Demand-based pricing is one of the simplest ways to price your products in a way that maximizes their chances of actually selling. Rather than relying on industry trends, your own product history, or a gut instinct about what a product “should” sell for, demand-based pricing uses what customers think about your product as a starting point for pricing your products.
Automation can empower a demand-based pricing strategy. Intelligence Node automates the data you need, offering you insights and analytics that help you shape your pricing according to customer needs and demands.
Demand-Based Pricing Strategies
There are many ways to price your products. Demand-based pricing uses what customers already think — or what they will think after you initiate a product campaign — to set prices.
Rather than requiring you to shape customer perceptions of value, to waste time researching your competitors, or to charge more than your competitors because of the work a specific product demands, demand-based pricing helps you set a price point that’s likely to actually work.
Demand-based pricing maximizes your profit margins by deftly responding to ongoing or anticipated changes in demand. Consider the retail frenzy that occurs every Black Friday and Cyber Monday. Consumer demands shifts toward more purchases and lower prices, with some big-ticket items drawing more consumer interest than they do for the rest of the year.
Retailers must respond to these demands. Those who don’t stand to miss out. Contemplate how a retailer who has no sales on Black Friday, or who is out of big ticket items on Cyber Monday, might fare compared to the competition.
Demand-based pricing strategies help you prepare for ebbs and flows in consumer desires, confidence, and expectations. They are the gold standard in retail pricing.
Some demand-based pricing strategies include:
- Price skimming: Setting a high price at first, in an effort to increase demand, then gradually lowering the price so the item can reach more consumers.
- Price discrimination: Offering identical products at different price points based on changes in demand. For instance, wedding venues might rent their spaces at dramatically higher prices during the summer wedding season and on weekends than on weekdays or in the off-season.
- Value-based pricing: Setting prices based on the perceived or actual value of an item. For example, a designer handbag may have a relatively low actual value, but the cache of the designer name can greatly increase the consumer’s assessment of the item’s value.
- Penetration pricing: The opposite of price skimming, penetration price sets a low initial price to draw in new consumers. Retailers then raise the price over time, as consumers become more interested in the product and therefore more willing to pay a premium.
- Bundle pricing: The practice of raising demand for an item or items by bundling multiple items together. A retailer might offer an unpopular item bundled with a more popular one at a slightly higher price, increasing sales for the less popular item. Brands such as Nintendo have long relied on bundle pricing to drive sales.
Why Demand-Based Pricing Works

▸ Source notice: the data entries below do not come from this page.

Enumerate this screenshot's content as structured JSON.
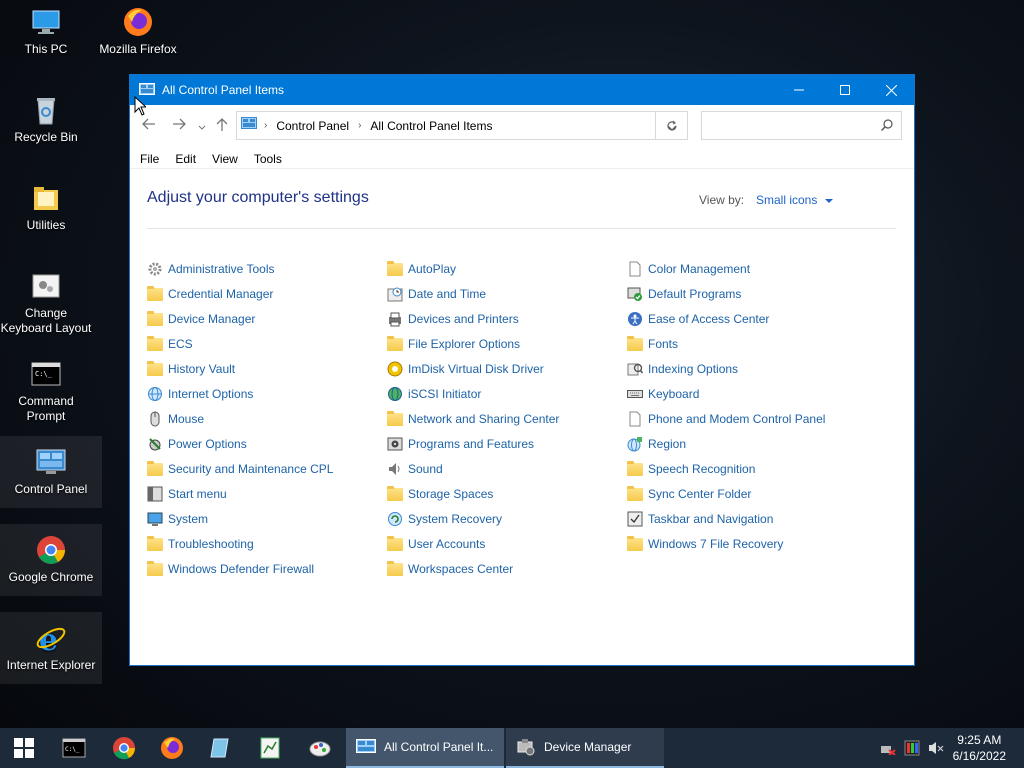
{
  "desktop": {
    "icons": [
      {
        "label": "This PC"
      },
      {
        "label": "Mozilla Firefox"
      },
      {
        "label": "Recycle Bin"
      },
      {
        "label": "Utilities"
      },
      {
        "label": "Change Keyboard Layout"
      },
      {
        "label": "Command Prompt"
      },
      {
        "label": "Control Panel"
      },
      {
        "label": "Google Chrome"
      },
      {
        "label": "Internet Explorer"
      }
    ]
  },
  "window": {
    "title": "All Control Panel Items",
    "breadcrumb": [
      "Control Panel",
      "All Control Panel Items"
    ],
    "search_placeholder": "",
    "menu": [
      "File",
      "Edit",
      "View",
      "Tools"
    ],
    "heading": "Adjust your computer's settings",
    "view_by_label": "View by:",
    "view_by_value": "Small icons",
    "columns": [
      [
        "Administrative Tools",
        "Credential Manager",
        "Device Manager",
        "ECS",
        "History Vault",
        "Internet Options",
        "Mouse",
        "Power Options",
        "Security and Maintenance CPL",
        "Start menu",
        "System",
        "Troubleshooting",
        "Windows Defender Firewall"
      ],
      [
        "AutoPlay",
        "Date and Time",
        "Devices and Printers",
        "File Explorer Options",
        "ImDisk Virtual Disk Driver",
        "iSCSI Initiator",
        "Network and Sharing Center",
        "Programs and Features",
        "Sound",
        "Storage Spaces",
        "System Recovery",
        "User Accounts",
        "Workspaces Center"
      ],
      [
        "Color Management",
        "Default Programs",
        "Ease of Access Center",
        "Fonts",
        "Indexing Options",
        "Keyboard",
        "Phone and Modem Control Panel",
        "Region",
        "Speech Recognition",
        "Sync Center Folder",
        "Taskbar and Navigation",
        "Windows 7 File Recovery"
      ]
    ]
  },
  "taskbar": {
    "tasks": [
      {
        "label": "All Control Panel It..."
      },
      {
        "label": "Device Manager"
      }
    ],
    "time": "9:25 AM",
    "date": "6/16/2022"
  },
  "colors": {
    "titlebar": "#0078d7",
    "link": "#1e63a8",
    "heading": "#1e3287",
    "taskbar": "#1d2a3a"
  }
}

Demand-based pricing is far from the only retail pricing strategy out there. But it’s the best option for most products. Why? Because it works.

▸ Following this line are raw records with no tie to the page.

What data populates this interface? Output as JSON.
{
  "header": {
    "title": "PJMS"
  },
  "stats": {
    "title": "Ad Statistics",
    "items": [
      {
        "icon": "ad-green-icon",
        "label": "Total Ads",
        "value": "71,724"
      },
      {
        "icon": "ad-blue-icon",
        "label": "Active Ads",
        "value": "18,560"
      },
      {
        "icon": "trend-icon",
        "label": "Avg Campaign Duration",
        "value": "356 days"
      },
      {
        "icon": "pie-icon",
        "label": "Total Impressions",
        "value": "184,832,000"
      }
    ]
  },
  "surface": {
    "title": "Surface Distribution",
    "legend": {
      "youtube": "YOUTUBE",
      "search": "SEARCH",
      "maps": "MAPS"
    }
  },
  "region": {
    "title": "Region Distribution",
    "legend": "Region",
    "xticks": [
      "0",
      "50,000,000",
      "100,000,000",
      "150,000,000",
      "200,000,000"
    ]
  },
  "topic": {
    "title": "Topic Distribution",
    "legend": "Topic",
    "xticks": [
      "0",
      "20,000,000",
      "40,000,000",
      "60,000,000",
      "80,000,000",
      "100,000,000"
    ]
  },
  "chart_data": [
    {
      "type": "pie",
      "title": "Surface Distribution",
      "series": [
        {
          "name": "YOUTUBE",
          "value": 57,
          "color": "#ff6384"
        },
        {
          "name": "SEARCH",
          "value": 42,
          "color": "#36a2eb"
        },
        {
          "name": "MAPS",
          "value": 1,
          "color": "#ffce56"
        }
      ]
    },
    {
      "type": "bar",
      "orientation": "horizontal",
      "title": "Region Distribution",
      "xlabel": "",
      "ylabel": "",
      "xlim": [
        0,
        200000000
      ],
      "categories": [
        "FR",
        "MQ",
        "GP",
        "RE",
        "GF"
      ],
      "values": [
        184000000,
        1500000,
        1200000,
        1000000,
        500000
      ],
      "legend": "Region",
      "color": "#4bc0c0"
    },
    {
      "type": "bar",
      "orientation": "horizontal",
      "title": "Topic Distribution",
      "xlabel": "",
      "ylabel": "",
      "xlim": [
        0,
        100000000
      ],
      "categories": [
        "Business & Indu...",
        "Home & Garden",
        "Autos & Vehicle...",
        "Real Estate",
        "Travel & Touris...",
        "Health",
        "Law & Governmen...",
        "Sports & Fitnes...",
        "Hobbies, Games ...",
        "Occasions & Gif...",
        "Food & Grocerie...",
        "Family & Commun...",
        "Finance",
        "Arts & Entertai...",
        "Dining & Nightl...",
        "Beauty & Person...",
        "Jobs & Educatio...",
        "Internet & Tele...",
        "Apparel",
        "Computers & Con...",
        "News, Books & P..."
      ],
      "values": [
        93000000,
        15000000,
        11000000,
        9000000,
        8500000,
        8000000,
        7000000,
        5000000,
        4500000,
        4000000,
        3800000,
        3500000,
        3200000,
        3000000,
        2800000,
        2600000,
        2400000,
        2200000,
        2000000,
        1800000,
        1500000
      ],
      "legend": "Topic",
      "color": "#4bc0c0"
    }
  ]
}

Retailers are often entrenched in pricing strategies that don’t work. Price “stickiness” makes it easy to automate sales processes, and even easier to predict how your products will be priced in the future. Retailers using this strategy make pricing decisions based on historical trends, on the number of households they think will purchase a product, and on how much of a product they have on hand or hope to purchase. The problem is that this approach to pricing just doesn’t work.
A number of studies have found that demand-based pricing is the best pricing strategy for increasing profit margins. Why is demand-based pricing more effective?
- It opens new opportunities for profits due to market and seasonal changes.
- It helps you determine which items you should stock more of.
- It enables you to profit without making any changes to your inventory, manufacturing processes, or marketing strategies.
- It helps you remain competitive without requiring changes to your products.
How Automation Enables Demand-Based Pricing
The challenge of demand-based pricing is that it requires detailed analytics on every product to which you apply the strategy. It’s not easy to set prices based on consumer demand, particularly since demand can change on a dime.
To get the most out of demand pricing, you must constantly adjust your prices based on input from the market. An item might change prices every week, or even every day. And then its price could remain stagnant for months. For a mom and pop shop selling only an item or two, that’s easy enough. But for a large brand with hundreds or even thousands of items for sale, demand-based pricing can prove challenging.
That’s where automation can save the day. By managing analytics on hundreds, or even thousands, of products, the right automation software makes it easy to track trends over time. What you’ll likely see is that there’s no time of year where every item’s price is up or down.
For a small business pricing items by hand, this information can make pricing a challenge. But for a large business with automation capabilities, demand-based pricing is a snap. Simply look at demand trends and price accordingly.
How Intelligence Node Can Help
Intelligence Node offers comprehensive analytics, enabling you to make decisions at every stage of your process. Incompetitor is your ally in the quest for reliable data that can help you set prices. By offering real-time trends and forecasts, our product enables you to predict the pricing future. We offer a range of forecasts based on different scenarios, offering you the sort of data that once required a team of data scientists and trend forecasters.
Armed with Incompetitor, you can set prices that really work, capitalizing on demand-based pricing without all the hassle.
Still not sure how to price your product? Check out our post covering seven effective pricing experiments.